### Material supplied
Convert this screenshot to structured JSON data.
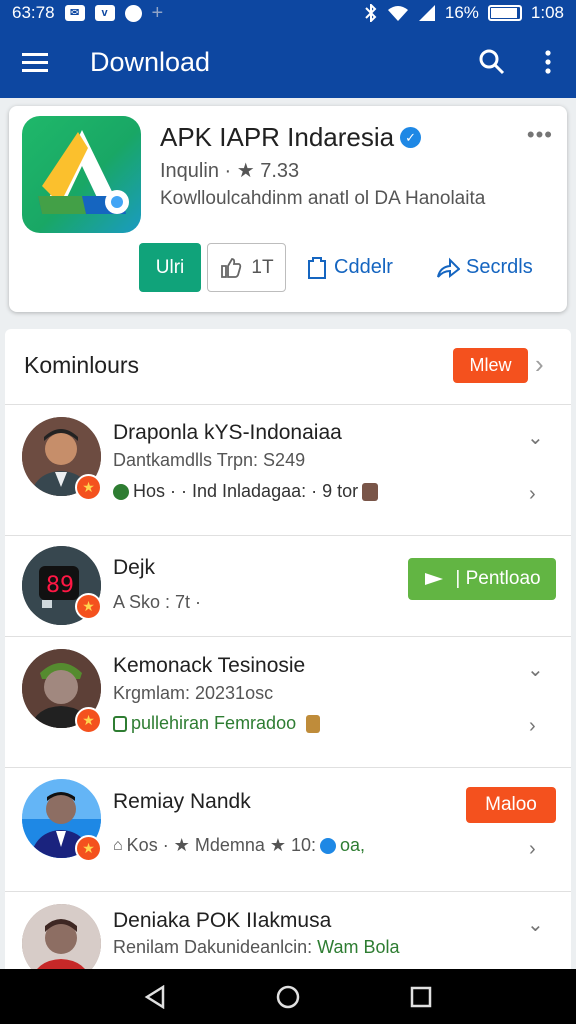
{
  "status_bar": {
    "left_text": "63:78",
    "battery": "16%",
    "time": "1:08"
  },
  "app_bar": {
    "title": "Download"
  },
  "app_card": {
    "name": "APK IAPR Indaresia",
    "meta": "Inqulin · ★ 7.33",
    "description": "Kowlloulcahdinm anatl ol⁠ DA Hanolaita",
    "install_label": "Ulri",
    "like_count": "1T",
    "action_1": "Cddelr",
    "action_2": "Secrdls"
  },
  "section": {
    "title": "Kominlours",
    "more_label": "Mlew"
  },
  "rows": [
    {
      "name": "Draponla kYS-Indonaiaa",
      "subtitle": "Dantkamdlls Trpn: S249",
      "tags": "Hos · · Ind Inladagaa: · 9 tor"
    },
    {
      "name": "Dejk",
      "subtitle": "A Sko : 7t ·",
      "button_label": "| Pentloao"
    },
    {
      "name": "Kemonack Tesinosie",
      "subtitle": "Krgmlam: 20231osc",
      "tags": "pullehiran Femradoo"
    },
    {
      "name": "Remiay Nandk",
      "subtitle": "Kos · ★ Mdemna ★ 10: ",
      "subtitle_tail": "oa,",
      "button_label": "Maloo"
    },
    {
      "name": "Deniaka POK IIakmusa",
      "subtitle": "Renilam Dakunideanlcin:",
      "subtitle_tail": "Wam Bola"
    }
  ],
  "colors": {
    "primary": "#0d47a1",
    "accent_orange": "#f4511e",
    "install_green": "#10a37a",
    "download_green": "#62b543",
    "link_blue": "#1565c0"
  },
  "icons": [
    "menu-icon",
    "search-icon",
    "overflow-icon",
    "verified-icon",
    "thumbs-up-icon",
    "bookmark-icon",
    "share-icon",
    "chevron-right-icon",
    "chevron-down-icon",
    "star-badge-icon",
    "back-icon",
    "home-icon",
    "recents-icon"
  ]
}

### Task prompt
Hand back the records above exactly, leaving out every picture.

### Task solution
Convert this screenshot to structured JSON data.
{
  "status_bar": {
    "left_text": "63:78",
    "battery": "16%",
    "time": "1:08"
  },
  "app_bar": {
    "title": "Download"
  },
  "app_card": {
    "name": "APK IAPR Indaresia",
    "meta": "Inqulin · ★ 7.33",
    "description": "Kowlloulcahdinm anatl ol⁠ DA Hanolaita",
    "install_label": "Ulri",
    "like_count": "1T",
    "action_1": "Cddelr",
    "action_2": "Secrdls"
  },
  "section": {
    "title": "Kominlours",
    "more_label": "Mlew"
  },
  "rows": [
    {
      "name": "Draponla kYS-Indonaiaa",
      "subtitle": "Dantkamdlls Trpn: S249",
      "tags": "Hos · · Ind Inladagaa: · 9 tor"
    },
    {
      "name": "Dejk",
      "subtitle": "A Sko : 7t ·",
      "button_label": "| Pentloao"
    },
    {
      "name": "Kemonack Tesinosie",
      "subtitle": "Krgmlam: 20231osc",
      "tags": "pullehiran Femradoo"
    },
    {
      "name": "Remiay Nandk",
      "subtitle": "Kos · ★ Mdemna ★ 10: ",
      "subtitle_tail": "oa,",
      "button_label": "Maloo"
    },
    {
      "name": "Deniaka POK IIakmusa",
      "subtitle": "Renilam Dakunideanlcin:",
      "subtitle_tail": "Wam Bola"
    }
  ],
  "colors": {
    "primary": "#0d47a1",
    "accent_orange": "#f4511e",
    "install_green": "#10a37a",
    "download_green": "#62b543",
    "link_blue": "#1565c0"
  },
  "icons": [
    "menu-icon",
    "search-icon",
    "overflow-icon",
    "verified-icon",
    "thumbs-up-icon",
    "bookmark-icon",
    "share-icon",
    "chevron-right-icon",
    "chevron-down-icon",
    "star-badge-icon",
    "back-icon",
    "home-icon",
    "recents-icon"
  ]
}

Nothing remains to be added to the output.